Reduced Spread

AAA

DEFINITION of 'Reduced Spread'

A reduction in the spread between the buy/bid and sell/ask price for a security, currency, or loan. In most cases, a reduction in the spread signifies that a financial institution will experience a decline in its profit margin that it earns on its spread.

INVESTOPEDIA EXPLAINS 'Reduced Spread'

A reduced spread in loan rates translates to a reduction between the cost of funds for the lender and the rate at which these funds are lent out. Lending institutions can reduce their spread in response to factors such as, more competition from other creditors, less perceived risk in the lending market due to favorable economic conditions, or increased liquidity in the secondary market for these loans.

A reduced spread in currency markets will lower the difference between what a currency purchase is at and what the same currency is sold at. This could be due to an increase in expected volume. Bid-ask spreads contribute to the inefficiencies of matching currency buyers with sellers.

A reduced spread in the equity markets is a reduction in the gap between what a market maker is willing to buy or sell a stock at, if there is no other counter party for an order. This is done to ensure liquidity in the trading market, and to allow some additional profit to be generated. Spread goals of registered traders vary by company, depending on trading activity, issuer size and public float.

RELATED TERMS
  1. Market-Maker Spread

    The difference between the price at which a market maker is willing ...
  2. Nasdaq

    A global electronic marketplace for buying and selling securities, ...
  3. Atlantic Spread

    An options trading strategy that involves purchasing both an ...
  4. Best Bid

    The highest quoted bid for a particular trading instrument among ...
  5. Best Ask

    The lowest quoted offer price among all those offered by competing ...
  6. Bid-Ask Spread

    The amount by which the ask price exceeds the bid. This is essentially ...
Related Articles
  1. Investing Basics

    Principal Trading and Agency Trading

    Ever wonder what happens behind the scenes when you buy or sell a stock? Read on and find out!
  2. Investing Basics

    The Basics Of The Bid-Ask Spread

    The bid-ask spread is essentially a negotiation in progress. To be successful, traders must be willing to take a stand and walk away in the bid-ask process through limit orders.
  3. Trading Strategies

    Introduction To Trading: Scalpers

    This type of trader makes many trades per day to "scalp" a small profit from each trade. Find out how it works.
  4. Options & Futures

    Bond Spreads: A Leading Indicator For Forex

    Here we examine some telling patterns in the relation between countries' interest rates and their currency pairs.
  5. Credit & Loans

    Interest-Only Mortgages: Home Free Or Homeless?

    These loans can be beneficial, but for many borrowers, they present a financial trap.
  6. Forex Education
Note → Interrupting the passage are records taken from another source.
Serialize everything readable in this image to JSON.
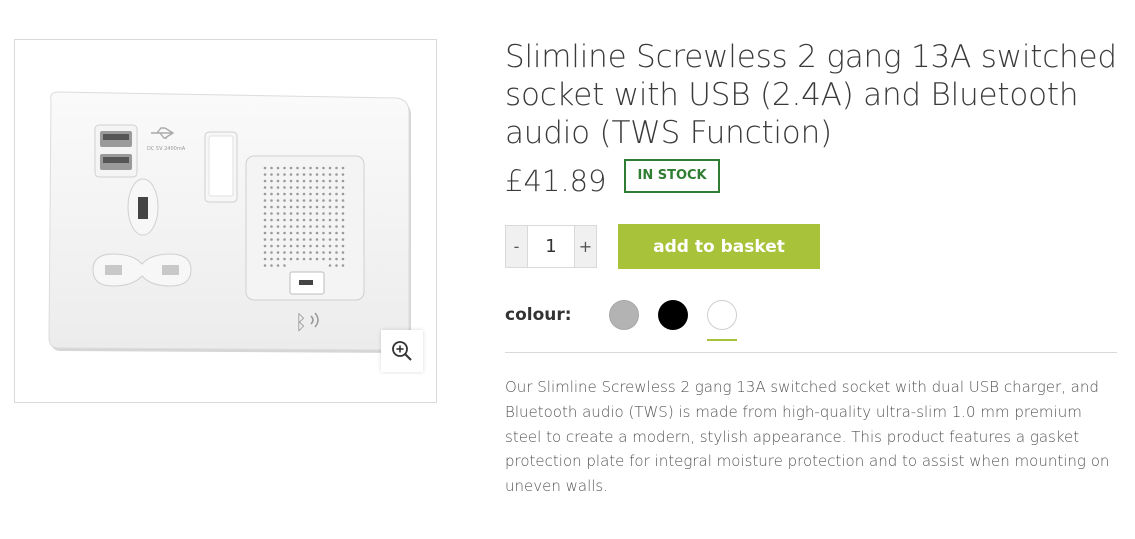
{
  "product": {
    "title": "Slimline Screwless 2 gang 13A switched socket with USB (2.4A) and Bluetooth audio (TWS Function)",
    "price": "£41.89",
    "stock_status": "IN STOCK",
    "quantity": {
      "decrement": "-",
      "value": "1",
      "increment": "+"
    },
    "add_to_basket": "add to basket",
    "colour_label": "colour:",
    "colours": [
      {
        "name": "grey",
        "hex": "#b3b3b3",
        "selected": false
      },
      {
        "name": "black",
        "hex": "#000000",
        "selected": false
      },
      {
        "name": "white",
        "hex": "#ffffff",
        "selected": true
      }
    ],
    "description": "Our Slimline Screwless 2 gang 13A switched socket with dual USB charger, and Bluetooth audio (TWS) is made from high-quality ultra-slim 1.0 mm premium steel to create a modern, stylish appearance. This product features a gasket protection plate for integral moisture protection and to assist when mounting on uneven walls.",
    "image_caption": "DC 5V 2400mA"
  },
  "colors": {
    "accent": "#a8c23a",
    "stock": "#2e7d32"
  },
  "icons": {
    "zoom": "zoom-in-icon",
    "usb": "usb-icon",
    "bluetooth": "bluetooth-icon"
  }
}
    What's the difference between bid-ask spread and bid-ask bounce?

    Understand the difference between the bid-ask spread that determines the buy or sell price for a stock and a bid-ask bounce, a situational price volatility.
  7. Options & Futures

    How do you trade put options on E*TRADE?

    Learn all about put option trading at E*TRADE. Explore margin accounts and become familiar with the different types of option writing.
  8. Trading Systems & Software

    How do you trade put options on Ameritrade?

    Learn about option trading with TD Ameritrade. Explore the different types of options and their possible impacts on the investors that write them.
  9. Options & Futures

    Are put options more difficult to trade than call options?

    Learn about the difficulty of trading both call and put options. Explore how put options earn profits with underlying assets fall in value.
  10. Economics

    What's the relationship between r squared and beta?

    Learn about the relationship between R-squared and Beta. Explore how the concepts are related and often used in conjunction with portfolio Alpha.

You May Also Like

Hot Definitions
  1. Multiplier Effect

    The expansion of a country's money supply that results from banks being able to lend. The size of the multiplier effect depends ...
  2. Command Economy

    A system where the government, rather than the free market, determines what goods should be produced, how much should be ...
  3. Prospectus

    A formal legal document, which is required by and filed with the Securities and Exchange Commission, that provides details ...
  4. Treasury Bond - T-Bond

    A marketable, fixed-interest U.S. government debt security with a maturity of more than 10 years. Treasury bonds make interest ...
  5. Weight Of Ice, Snow Or Sleet Insurance

    Financial protection against damage caused to property by winter weather specifically, damage caused if a roof caves in because ...
  6. Weather Insurance

    A type of protection against a financial loss that may be incurred because of rain, snow, storms, wind, fog, undesirable ...
Trading Center